When I was a kid in the 1970s–1980s, it was a golden age for movie soundtracks, particularly in science fiction / science fantasy. Jerry Goldsmith and John Williams were giants in the genre, having composed two of the most memorable sci-fi themes of all time. Goldsmith is best known for the theme for Star Trek: The Motion Picture, which later became the theme for the television series, Star Trek: The Next Generation. Williams is known for many popular movie themes, including Raiders of the Lost Ark and Jaws, but is arguably best known for Star Wars. The names of these composers are practically synonymous with science fiction, but these composers could hardly differ more in style.

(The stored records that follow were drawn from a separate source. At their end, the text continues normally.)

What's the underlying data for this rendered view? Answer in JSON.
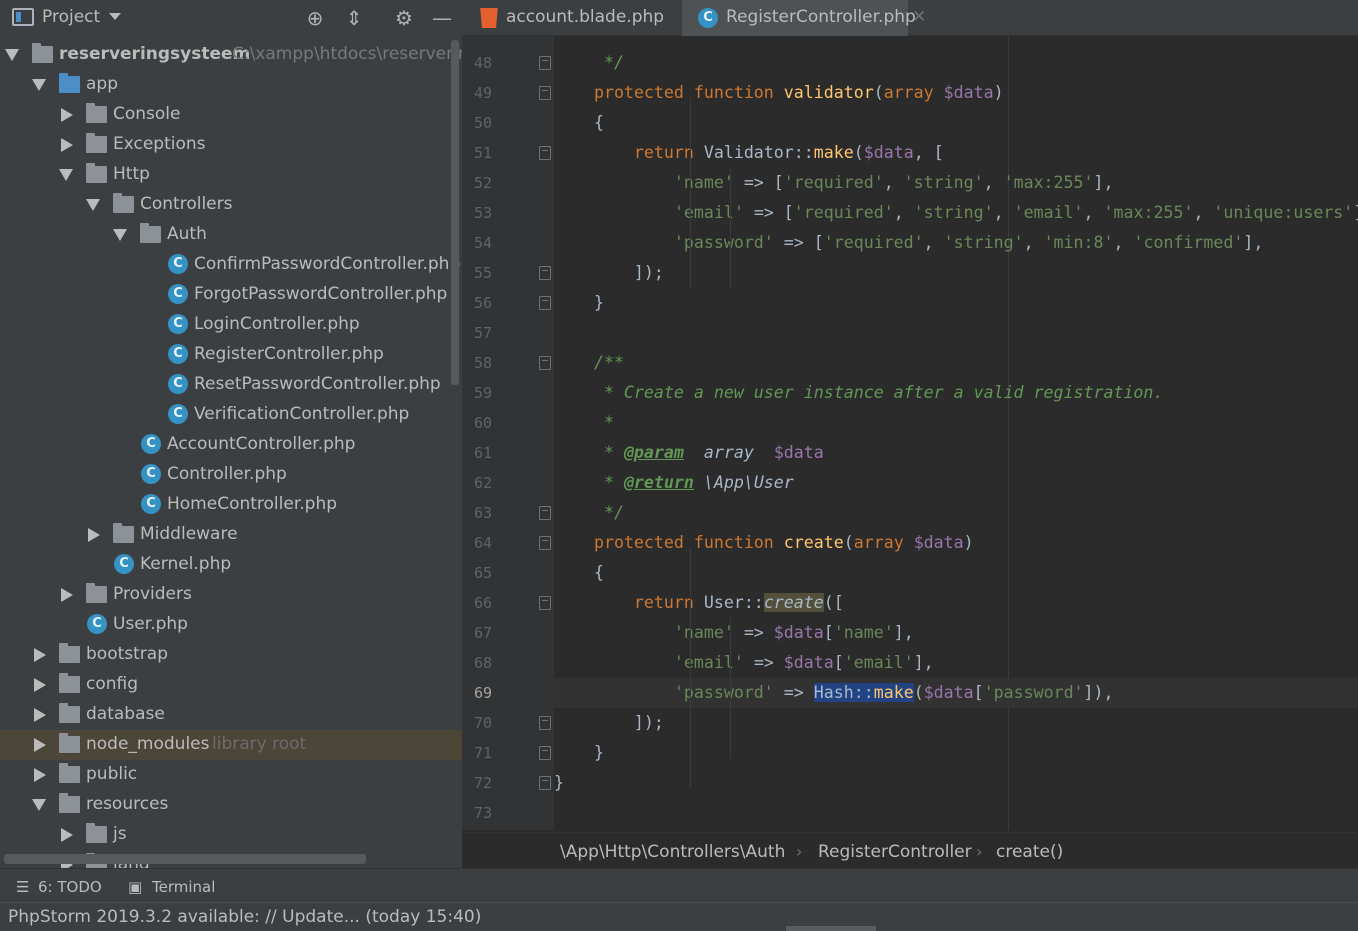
{
  "project_panel": {
    "title": "Project",
    "tools": [
      "locate-icon",
      "collapse-icon",
      "gear-icon",
      "minimize-icon"
    ],
    "root": {
      "name": "reserveringsysteem",
      "path": "C:\\xampp\\htdocs\\reservering"
    },
    "tree": [
      {
        "label": "app",
        "depth": 1,
        "kind": "folder-blue",
        "state": "open"
      },
      {
        "label": "Console",
        "depth": 2,
        "kind": "folder",
        "state": "closed"
      },
      {
        "label": "Exceptions",
        "depth": 2,
        "kind": "folder",
        "state": "closed"
      },
      {
        "label": "Http",
        "depth": 2,
        "kind": "folder",
        "state": "open"
      },
      {
        "label": "Controllers",
        "depth": 3,
        "kind": "folder",
        "state": "open"
      },
      {
        "label": "Auth",
        "depth": 4,
        "kind": "folder",
        "state": "open"
      },
      {
        "label": "ConfirmPasswordController.php",
        "depth": 5,
        "kind": "class"
      },
      {
        "label": "ForgotPasswordController.php",
        "depth": 5,
        "kind": "class"
      },
      {
        "label": "LoginController.php",
        "depth": 5,
        "kind": "class"
      },
      {
        "label": "RegisterController.php",
        "depth": 5,
        "kind": "class"
      },
      {
        "label": "ResetPasswordController.php",
        "depth": 5,
        "kind": "class"
      },
      {
        "label": "VerificationController.php",
        "depth": 5,
        "kind": "class"
      },
      {
        "label": "AccountController.php",
        "depth": 4,
        "kind": "class"
      },
      {
        "label": "Controller.php",
        "depth": 4,
        "kind": "class"
      },
      {
        "label": "HomeController.php",
        "depth": 4,
        "kind": "class"
      },
      {
        "label": "Middleware",
        "depth": 3,
        "kind": "folder",
        "state": "closed"
      },
      {
        "label": "Kernel.php",
        "depth": 3,
        "kind": "class"
      },
      {
        "label": "Providers",
        "depth": 2,
        "kind": "folder",
        "state": "closed"
      },
      {
        "label": "User.php",
        "depth": 2,
        "kind": "class"
      },
      {
        "label": "bootstrap",
        "depth": 1,
        "kind": "folder",
        "state": "closed"
      },
      {
        "label": "config",
        "depth": 1,
        "kind": "folder",
        "state": "closed"
      },
      {
        "label": "database",
        "depth": 1,
        "kind": "folder",
        "state": "closed"
      },
      {
        "label": "node_modules",
        "depth": 1,
        "kind": "folder",
        "state": "closed",
        "note": "library root",
        "highlight": true
      },
      {
        "label": "public",
        "depth": 1,
        "kind": "folder",
        "state": "closed"
      },
      {
        "label": "resources",
        "depth": 1,
        "kind": "folder",
        "state": "open"
      },
      {
        "label": "js",
        "depth": 2,
        "kind": "folder",
        "state": "closed"
      },
      {
        "label": "lang",
        "depth": 2,
        "kind": "folder",
        "state": "closed"
      }
    ]
  },
  "editor": {
    "tabs": [
      {
        "label": "account.blade.php",
        "icon": "html-file-icon",
        "active": false
      },
      {
        "label": "RegisterController.php",
        "icon": "php-class-icon",
        "active": true
      }
    ],
    "current_line": "69",
    "lines": [
      {
        "n": "48",
        "t": [
          [
            "cm",
            "     */"
          ]
        ]
      },
      {
        "n": "49",
        "t": [
          [
            "kw",
            "    protected function "
          ],
          [
            "fn",
            "validator"
          ],
          [
            "plain",
            "("
          ],
          [
            "kw",
            "array "
          ],
          [
            "var",
            "$data"
          ],
          [
            "plain",
            ")"
          ]
        ]
      },
      {
        "n": "50",
        "t": [
          [
            "plain",
            "    {"
          ]
        ]
      },
      {
        "n": "51",
        "t": [
          [
            "kw",
            "        return "
          ],
          [
            "plain",
            "Validator::"
          ],
          [
            "fn",
            "make"
          ],
          [
            "plain",
            "("
          ],
          [
            "var",
            "$data"
          ],
          [
            "plain",
            ", ["
          ]
        ]
      },
      {
        "n": "52",
        "t": [
          [
            "str",
            "            'name'"
          ],
          [
            "plain",
            " => ["
          ],
          [
            "str",
            "'required'"
          ],
          [
            "plain",
            ", "
          ],
          [
            "str",
            "'string'"
          ],
          [
            "plain",
            ", "
          ],
          [
            "str",
            "'max:255'"
          ],
          [
            "plain",
            "],"
          ]
        ]
      },
      {
        "n": "53",
        "t": [
          [
            "str",
            "            'email'"
          ],
          [
            "plain",
            " => ["
          ],
          [
            "str",
            "'required'"
          ],
          [
            "plain",
            ", "
          ],
          [
            "str",
            "'string'"
          ],
          [
            "plain",
            ", "
          ],
          [
            "str",
            "'email'"
          ],
          [
            "plain",
            ", "
          ],
          [
            "str",
            "'max:255'"
          ],
          [
            "plain",
            ", "
          ],
          [
            "str",
            "'unique:users'"
          ],
          [
            "plain",
            "],"
          ]
        ]
      },
      {
        "n": "54",
        "t": [
          [
            "str",
            "            'password'"
          ],
          [
            "plain",
            " => ["
          ],
          [
            "str",
            "'required'"
          ],
          [
            "plain",
            ", "
          ],
          [
            "str",
            "'string'"
          ],
          [
            "plain",
            ", "
          ],
          [
            "str",
            "'min:8'"
          ],
          [
            "plain",
            ", "
          ],
          [
            "str",
            "'confirmed'"
          ],
          [
            "plain",
            "],"
          ]
        ]
      },
      {
        "n": "55",
        "t": [
          [
            "plain",
            "        ]);"
          ]
        ]
      },
      {
        "n": "56",
        "t": [
          [
            "plain",
            "    }"
          ]
        ]
      },
      {
        "n": "57",
        "t": []
      },
      {
        "n": "58",
        "t": [
          [
            "cm",
            "    /**"
          ]
        ]
      },
      {
        "n": "59",
        "t": [
          [
            "cm",
            "     * Create a new user instance after a valid registration."
          ]
        ]
      },
      {
        "n": "60",
        "t": [
          [
            "cm",
            "     *"
          ]
        ]
      },
      {
        "n": "61",
        "t": [
          [
            "cm",
            "     * "
          ],
          [
            "tag",
            "@param"
          ],
          [
            "ita",
            "  array  "
          ],
          [
            "var",
            "$data"
          ]
        ]
      },
      {
        "n": "62",
        "t": [
          [
            "cm",
            "     * "
          ],
          [
            "tag",
            "@return"
          ],
          [
            "ita",
            " \\App\\User"
          ]
        ]
      },
      {
        "n": "63",
        "t": [
          [
            "cm",
            "     */"
          ]
        ]
      },
      {
        "n": "64",
        "t": [
          [
            "kw",
            "    protected function "
          ],
          [
            "fn",
            "create"
          ],
          [
            "plain",
            "("
          ],
          [
            "kw",
            "array "
          ],
          [
            "var",
            "$data"
          ],
          [
            "plain",
            ")"
          ]
        ]
      },
      {
        "n": "65",
        "t": [
          [
            "plain",
            "    {"
          ]
        ]
      },
      {
        "n": "66",
        "t": [
          [
            "kw",
            "        return "
          ],
          [
            "plain",
            "User::"
          ],
          [
            "hlfn",
            "create"
          ],
          [
            "plain",
            "(["
          ]
        ]
      },
      {
        "n": "67",
        "t": [
          [
            "str",
            "            'name'"
          ],
          [
            "plain",
            " => "
          ],
          [
            "var",
            "$data"
          ],
          [
            "plain",
            "["
          ],
          [
            "str",
            "'name'"
          ],
          [
            "plain",
            "],"
          ]
        ]
      },
      {
        "n": "68",
        "t": [
          [
            "str",
            "            'email'"
          ],
          [
            "plain",
            " => "
          ],
          [
            "var",
            "$data"
          ],
          [
            "plain",
            "["
          ],
          [
            "str",
            "'email'"
          ],
          [
            "plain",
            "],"
          ]
        ]
      },
      {
        "n": "69",
        "t": [
          [
            "str",
            "            'password'"
          ],
          [
            "plain",
            " => "
          ],
          [
            "sel",
            "Hash::"
          ],
          [
            "selfn",
            "make"
          ],
          [
            "plain",
            "("
          ],
          [
            "var",
            "$data"
          ],
          [
            "plain",
            "["
          ],
          [
            "str",
            "'password'"
          ],
          [
            "plain",
            "]),"
          ]
        ]
      },
      {
        "n": "70",
        "t": [
          [
            "plain",
            "        ]);"
          ]
        ]
      },
      {
        "n": "71",
        "t": [
          [
            "plain",
            "    }"
          ]
        ]
      },
      {
        "n": "72",
        "t": [
          [
            "plain",
            "}"
          ]
        ]
      },
      {
        "n": "73",
        "t": []
      }
    ],
    "breadcrumb": [
      "\\App\\Http\\Controllers\\Auth",
      "RegisterController",
      "create()"
    ]
  },
  "bottom_tools": [
    {
      "label": "6: TODO",
      "icon": "list-icon"
    },
    {
      "label": "Terminal",
      "icon": "terminal-icon"
    }
  ],
  "status": "PhpStorm 2019.3.2 available: // Update... (today 15:40)"
}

Goldsmith’s style is grand, remote, cerebral. In my opinion, he’s most responsible for the ‘spacey’ ambiance of hard sci-fi. In this piece from Alien (1979), called “Hypersleep,” there is a vague nautical element—you get the sense of a lonely ship navigating an endless cosmos. Like much of his space-music, it is stark and beautiful. This universe is cold in its beauty—it offers wonder, but no quarter.
In “The Cloud,” a piece from ST:TMP (1979), we get a sense of the enormity of the unknown entity heading for Earth and of the secret it contains. Again, there is a nautical element, highlighted by electronic whooshes that evoke memories of earthly oceans. The music is a little brighter here—the universe of Star Trek is less harsh and hostile than that of Alien, but no less grand and mysterious.
In contrast, Williams’ style is robust, familiar, romantic. It is evocative of adventure, human relationships, and spirituality. Consider this piece from Return of the Jedi (1983), which frames the moment when Luke reveals to Leia that they are brother and sister. This piece, like most of Williams’ compositions, is suffused with warmth and emotion.
“Tales of a Jedi Knight / Learn About the Force” (Star Wars, 1977) is no less filled with awe and mystery than Goldsmith’s “The Cloud,” but it is more optimistic and tinged with a sense of adventure. Here we have the budding relationship between a master and his young apprentice. With Williams, you don’t get the sense of a harsh and hostile universe, but one in which purpose and hope are woven into the fabric of its cosmos, even while it is momentarily under the sway of a dark and oppressive force.
Though Goldsmith and Williams differ in style, they have one element in common—the sense of awe and grandeur they convey through their compositions. It’s impossible to imagine the universes of Alien, Star Trek, and Star Wars without the character and dimension of their music.